▸ **ACTIVITY**: Every record below needs to be set down exactly. Pictures do not belong in the copy.

▸ **Records from a data collection**:
◇ ◇ ◇ ◇

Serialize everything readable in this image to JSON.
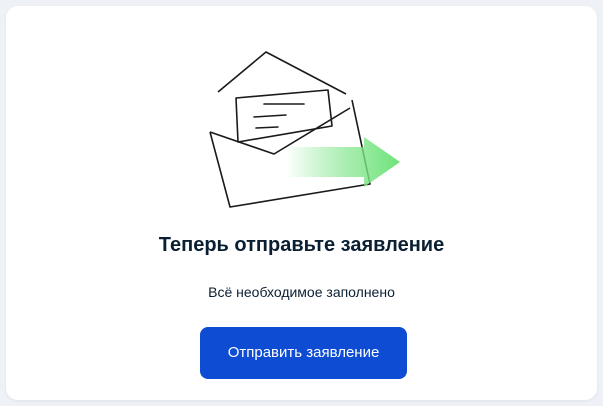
{
  "content": {
    "title": "Теперь отправьте заявление",
    "subtitle": "Всё необходимое заполнено",
    "submit_label": "Отправить заявление"
  },
  "icons": {
    "illustration": "envelope-send-icon"
  },
  "colors": {
    "primary": "#0d4cd3",
    "text": "#0b1f33",
    "arrow": "#6ee27a",
    "background": "#eef2f7"
  }
}
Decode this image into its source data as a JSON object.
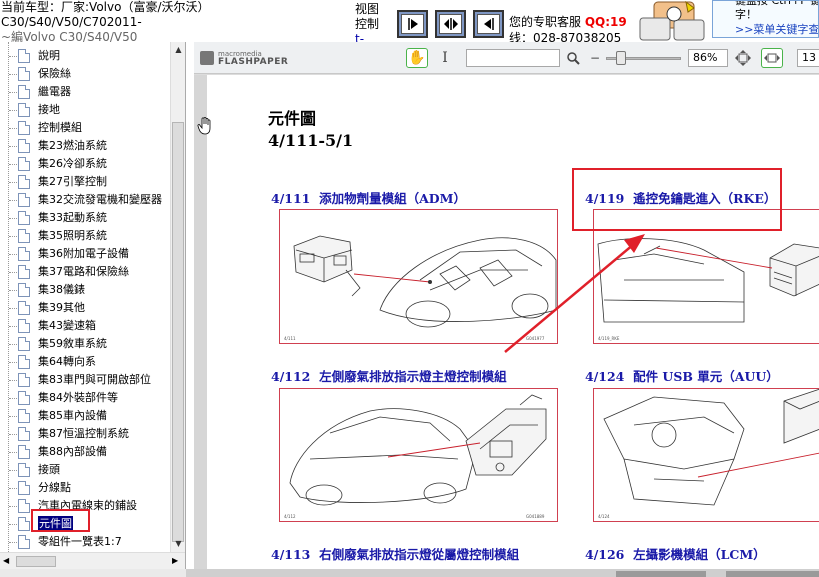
{
  "header": {
    "car_line1": "当前车型：厂家:Volvo（富豪/沃尔沃）",
    "car_line2": "C30/S40/V50/C702011-",
    "car_line3": "~編Volvo  C30/S40/V50",
    "view_line1": "视图",
    "view_line2": "控制",
    "view_line3": "t-",
    "support_label": "您的专职客服",
    "support_qq": "QQ:19",
    "support_phone": "线：028-87038205",
    "tip_line1": "键盘按  Ctrl+F  键",
    "tip_line2": "字！",
    "tip_link": ">>菜单关键字查"
  },
  "nav_buttons": [
    {
      "name": "next-page-button",
      "glyph": "▶"
    },
    {
      "name": "fit-page-button",
      "glyph": "◀▶"
    },
    {
      "name": "prev-page-button",
      "glyph": "◀"
    }
  ],
  "tree": {
    "items": [
      "說明",
      "保險絲",
      "繼電器",
      "接地",
      "控制模組",
      "集23燃油系統",
      "集26冷卻系統",
      "集27引擎控制",
      "集32交流發電機和變壓器",
      "集33起動系統",
      "集35照明系統",
      "集36附加電子設備",
      "集37電路和保險絲",
      "集38儀錶",
      "集39其他",
      "集43變速箱",
      "集59敘車系統",
      "集64轉向系",
      "集83車門與可開啟部位",
      "集84外裝部件等",
      "集85車內設備",
      "集87恒溫控制系統",
      "集88內部設備",
      "接頭",
      "分線點",
      "汽車內電線束的鋪設",
      "元件圖",
      "零組件一覽表1:7"
    ],
    "selected_index": 26
  },
  "viewer": {
    "logo_line1": "macromedia",
    "logo_line2": "FLASHPAPER",
    "search_value": "",
    "zoom": "86%",
    "page_number": "13"
  },
  "document": {
    "title": "元件圖",
    "subtitle": "4/111-5/1",
    "sections": [
      {
        "code": "4/111",
        "label": "添加物劑量模組（ADM）"
      },
      {
        "code": "4/119",
        "label": "遙控免鑰匙進入（RKE）"
      },
      {
        "code": "4/112",
        "label": "左側廢氣排放指示燈主燈控制模組"
      },
      {
        "code": "4/124",
        "label": "配件 USB 單元（AUU）"
      },
      {
        "code": "4/113",
        "label": "右側廢氣排放指示燈從屬燈控制模組"
      },
      {
        "code": "4/126",
        "label": "左攝影機模組（LCM）"
      }
    ],
    "figure_tags": [
      "4/111",
      "G041977",
      "4/119_RKE",
      "4/112",
      "G041889",
      "4/124"
    ]
  },
  "colors": {
    "section_blue": "#1a1aa8",
    "highlight_red": "#e0202a",
    "selected_bg": "#000080"
  }
}
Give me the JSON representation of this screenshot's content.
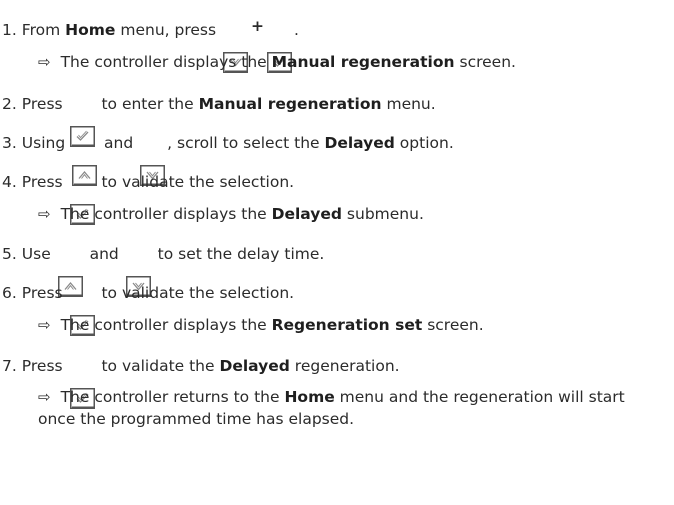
{
  "steps": [
    {
      "num": "1.",
      "t1": "From ",
      "b1": "Home",
      "t2": " menu, press ",
      "t3": "."
    },
    {
      "num": "2.",
      "t1": "Press ",
      "t2": " to enter the ",
      "b1": "Manual regeneration",
      "t3": " menu."
    },
    {
      "num": "3.",
      "t1": "Using ",
      "t2": " and ",
      "t3": ", scroll to select the ",
      "b1": "Delayed",
      "t4": " option."
    },
    {
      "num": "4.",
      "t1": "Press ",
      "t2": " to validate the selection."
    },
    {
      "num": "5.",
      "t1": "Use ",
      "t2": " and ",
      "t3": " to set the delay time."
    },
    {
      "num": "6.",
      "t1": "Press ",
      "t2": " to validate the selection."
    },
    {
      "num": "7.",
      "t1": "Press ",
      "t2": " to validate the ",
      "b1": "Delayed",
      "t3": " regeneration."
    }
  ],
  "results": [
    {
      "t1": "The controller displays the ",
      "b1": "Manual regeneration",
      "t2": " screen."
    },
    {
      "t1": "The controller displays the ",
      "b1": "Delayed",
      "t2": " submenu."
    },
    {
      "t1": "The controller displays the ",
      "b1": "Regeneration set",
      "t2": " screen."
    },
    {
      "t1": "The controller returns to the ",
      "b1": "Home",
      "t2": " menu and the regeneration will start once the programmed time has elapsed."
    }
  ],
  "symbols": {
    "plus": "+",
    "result_arrow": "⇨"
  },
  "icons": {
    "down": "down-arrow-key-icon",
    "up": "up-arrow-key-icon",
    "ok": "validate-key-icon"
  }
}
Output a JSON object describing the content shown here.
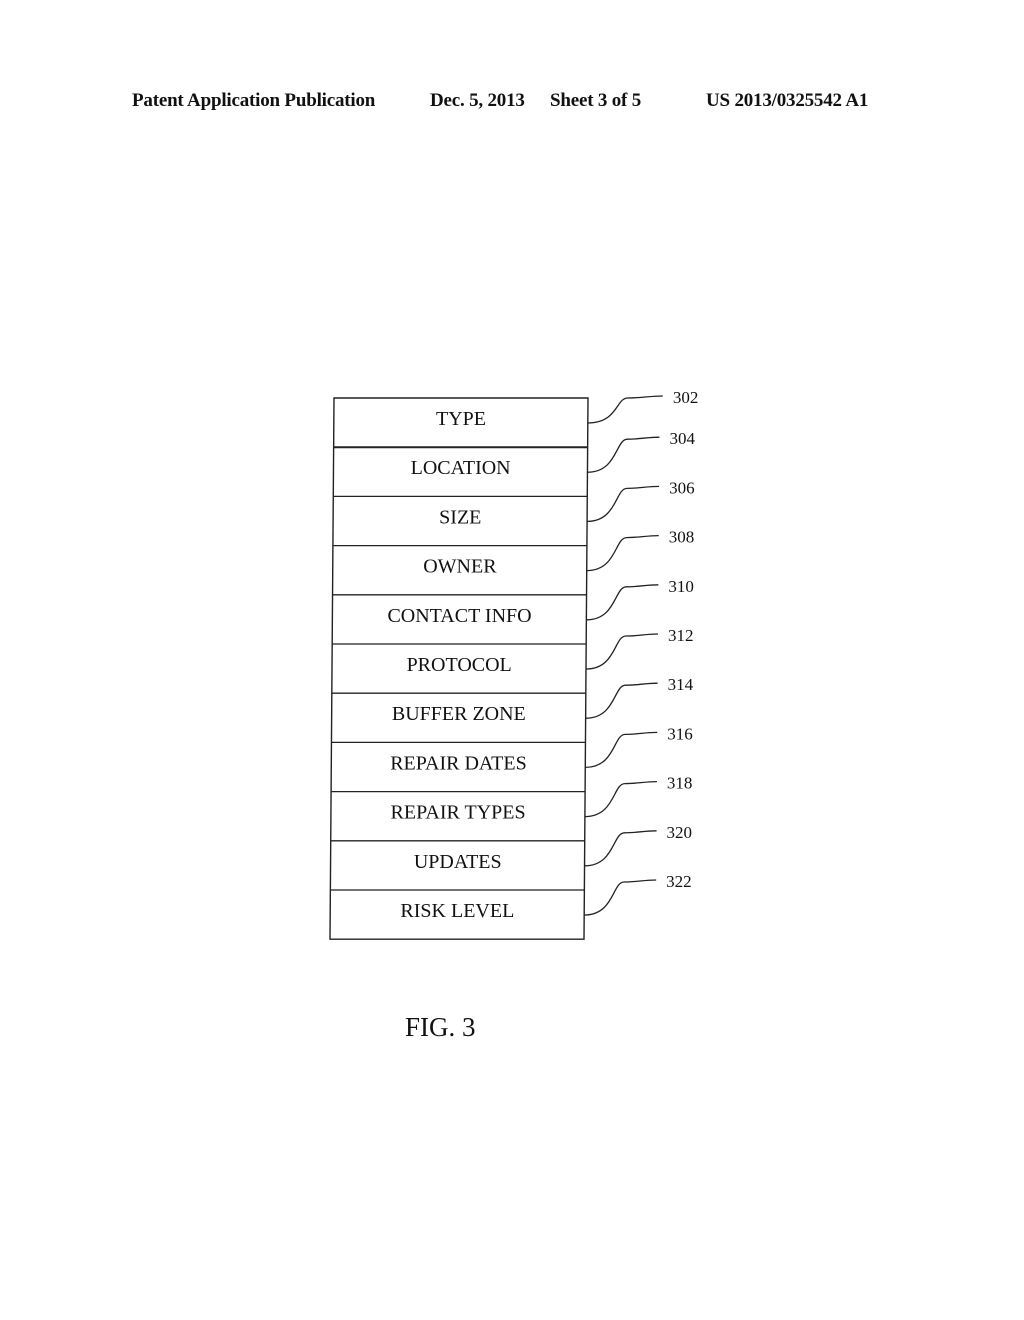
{
  "header": {
    "publication_type": "Patent Application Publication",
    "date": "Dec. 5, 2013",
    "sheet": "Sheet 3 of 5",
    "publication_number": "US 2013/0325542 A1"
  },
  "figure": {
    "label": "FIG. 3",
    "fields": [
      {
        "text": "TYPE",
        "ref": "302"
      },
      {
        "text": "LOCATION",
        "ref": "304"
      },
      {
        "text": "SIZE",
        "ref": "306"
      },
      {
        "text": "OWNER",
        "ref": "308"
      },
      {
        "text": "CONTACT INFO",
        "ref": "310"
      },
      {
        "text": "PROTOCOL",
        "ref": "312"
      },
      {
        "text": "BUFFER ZONE",
        "ref": "314"
      },
      {
        "text": "REPAIR DATES",
        "ref": "316"
      },
      {
        "text": "REPAIR TYPES",
        "ref": "318"
      },
      {
        "text": "UPDATES",
        "ref": "320"
      },
      {
        "text": "RISK LEVEL",
        "ref": "322"
      }
    ]
  }
}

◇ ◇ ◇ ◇

▸ **RESPONSE**:
Serialize everything readable in this image to JSON.
{
  "content": {
    "title": "Теперь отправьте заявление",
    "subtitle": "Всё необходимое заполнено",
    "submit_label": "Отправить заявление"
  },
  "icons": {
    "illustration": "envelope-send-icon"
  },
  "colors": {
    "primary": "#0d4cd3",
    "text": "#0b1f33",
    "arrow": "#6ee27a",
    "background": "#eef2f7"
  }
}
Decode this image into its source data as a JSON object.
{
  "header": {
    "car_line1": "当前车型：厂家:Volvo（富豪/沃尔沃）",
    "car_line2": "C30/S40/V50/C702011-",
    "car_line3": "~編Volvo  C30/S40/V50",
    "view_line1": "视图",
    "view_line2": "控制",
    "view_line3": "t-",
    "support_label": "您的专职客服",
    "support_qq": "QQ:19",
    "support_phone": "线：028-87038205",
    "tip_line1": "键盘按  Ctrl+F  键",
    "tip_line2": "字！",
    "tip_link": ">>菜单关键字查"
  },
  "nav_buttons": [
    {
      "name": "next-page-button",
      "glyph": "▶"
    },
    {
      "name": "fit-page-button",
      "glyph": "◀▶"
    },
    {
      "name": "prev-page-button",
      "glyph": "◀"
    }
  ],
  "tree": {
    "items": [
      "說明",
      "保險絲",
      "繼電器",
      "接地",
      "控制模組",
      "集23燃油系統",
      "集26冷卻系統",
      "集27引擎控制",
      "集32交流發電機和變壓器",
      "集33起動系統",
      "集35照明系統",
      "集36附加電子設備",
      "集37電路和保險絲",
      "集38儀錶",
      "集39其他",
      "集43變速箱",
      "集59敘車系統",
      "集64轉向系",
      "集83車門與可開啟部位",
      "集84外裝部件等",
      "集85車內設備",
      "集87恒溫控制系統",
      "集88內部設備",
      "接頭",
      "分線點",
      "汽車內電線束的鋪設",
      "元件圖",
      "零組件一覽表1:7"
    ],
    "selected_index": 26
  },
  "viewer": {
    "logo_line1": "macromedia",
    "logo_line2": "FLASHPAPER",
    "search_value": "",
    "zoom": "86%",
    "page_number": "13"
  },
  "document": {
    "title": "元件圖",
    "subtitle": "4/111-5/1",
    "sections": [
      {
        "code": "4/111",
        "label": "添加物劑量模組（ADM）"
      },
      {
        "code": "4/119",
        "label": "遙控免鑰匙進入（RKE）"
      },
      {
        "code": "4/112",
        "label": "左側廢氣排放指示燈主燈控制模組"
      },
      {
        "code": "4/124",
        "label": "配件 USB 單元（AUU）"
      },
      {
        "code": "4/113",
        "label": "右側廢氣排放指示燈從屬燈控制模組"
      },
      {
        "code": "4/126",
        "label": "左攝影機模組（LCM）"
      }
    ],
    "figure_tags": [
      "4/111",
      "G041977",
      "4/119_RKE",
      "4/112",
      "G041889",
      "4/124"
    ]
  },
  "colors": {
    "section_blue": "#1a1aa8",
    "highlight_red": "#e0202a",
    "selected_bg": "#000080"
  }
}
Give me the JSON representation of this screenshot's content.
{
  "steps": [
    {
      "num": "1.",
      "t1": "From ",
      "b1": "Home",
      "t2": " menu, press ",
      "t3": "."
    },
    {
      "num": "2.",
      "t1": "Press ",
      "t2": " to enter the ",
      "b1": "Manual regeneration",
      "t3": " menu."
    },
    {
      "num": "3.",
      "t1": "Using ",
      "t2": " and ",
      "t3": ", scroll to select the ",
      "b1": "Delayed",
      "t4": " option."
    },
    {
      "num": "4.",
      "t1": "Press ",
      "t2": " to validate the selection."
    },
    {
      "num": "5.",
      "t1": "Use ",
      "t2": " and ",
      "t3": " to set the delay time."
    },
    {
      "num": "6.",
      "t1": "Press ",
      "t2": " to validate the selection."
    },
    {
      "num": "7.",
      "t1": "Press ",
      "t2": " to validate the ",
      "b1": "Delayed",
      "t3": " regeneration."
    }
  ],
  "results": [
    {
      "t1": "The controller displays the ",
      "b1": "Manual regeneration",
      "t2": " screen."
    },
    {
      "t1": "The controller displays the ",
      "b1": "Delayed",
      "t2": " submenu."
    },
    {
      "t1": "The controller displays the ",
      "b1": "Regeneration set",
      "t2": " screen."
    },
    {
      "t1": "The controller returns to the ",
      "b1": "Home",
      "t2": " menu and the regeneration will start once the programmed time has elapsed."
    }
  ],
  "symbols": {
    "plus": "+",
    "result_arrow": "⇨"
  },
  "icons": {
    "down": "down-arrow-key-icon",
    "up": "up-arrow-key-icon",
    "ok": "validate-key-icon"
  }
}
Output a JSON object describing the content shown here.
{
  "header": {
    "publication_type": "Patent Application Publication",
    "date": "Dec. 5, 2013",
    "sheet": "Sheet 3 of 5",
    "publication_number": "US 2013/0325542 A1"
  },
  "figure": {
    "label": "FIG. 3",
    "fields": [
      {
        "text": "TYPE",
        "ref": "302"
      },
      {
        "text": "LOCATION",
        "ref": "304"
      },
      {
        "text": "SIZE",
        "ref": "306"
      },
      {
        "text": "OWNER",
        "ref": "308"
      },
      {
        "text": "CONTACT INFO",
        "ref": "310"
      },
      {
        "text": "PROTOCOL",
        "ref": "312"
      },
      {
        "text": "BUFFER ZONE",
        "ref": "314"
      },
      {
        "text": "REPAIR DATES",
        "ref": "316"
      },
      {
        "text": "REPAIR TYPES",
        "ref": "318"
      },
      {
        "text": "UPDATES",
        "ref": "320"
      },
      {
        "text": "RISK LEVEL",
        "ref": "322"
      }
    ]
  }
}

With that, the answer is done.